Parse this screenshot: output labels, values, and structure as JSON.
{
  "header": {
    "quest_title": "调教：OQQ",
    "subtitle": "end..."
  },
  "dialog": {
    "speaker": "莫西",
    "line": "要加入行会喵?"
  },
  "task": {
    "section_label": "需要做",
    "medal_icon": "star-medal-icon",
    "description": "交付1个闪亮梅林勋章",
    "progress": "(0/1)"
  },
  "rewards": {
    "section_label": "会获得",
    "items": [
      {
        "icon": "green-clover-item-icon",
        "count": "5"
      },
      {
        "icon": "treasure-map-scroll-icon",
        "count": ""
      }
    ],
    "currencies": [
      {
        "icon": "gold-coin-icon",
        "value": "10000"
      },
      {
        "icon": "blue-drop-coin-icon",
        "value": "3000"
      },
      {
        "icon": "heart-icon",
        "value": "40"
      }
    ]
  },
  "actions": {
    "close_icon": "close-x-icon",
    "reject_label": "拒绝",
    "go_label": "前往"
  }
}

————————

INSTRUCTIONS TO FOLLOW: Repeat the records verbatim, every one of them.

ANSWER SPACE:
Parse this screenshot: output labels, values, and structure as JSON.
{
  "header": {
    "quest_title": "调教：OQQ",
    "subtitle": "end..."
  },
  "dialog": {
    "speaker": "莫西",
    "line": "要加入行会喵?"
  },
  "task": {
    "section_label": "需要做",
    "medal_icon": "star-medal-icon",
    "description": "交付1个闪亮梅林勋章",
    "progress": "(0/1)"
  },
  "rewards": {
    "section_label": "会获得",
    "items": [
      {
        "icon": "green-clover-item-icon",
        "count": "5"
      },
      {
        "icon": "treasure-map-scroll-icon",
        "count": ""
      }
    ],
    "currencies": [
      {
        "icon": "gold-coin-icon",
        "value": "10000"
      },
      {
        "icon": "blue-drop-coin-icon",
        "value": "3000"
      },
      {
        "icon": "heart-icon",
        "value": "40"
      }
    ]
  },
  "actions": {
    "close_icon": "close-x-icon",
    "reject_label": "拒绝",
    "go_label": "前往"
  }
}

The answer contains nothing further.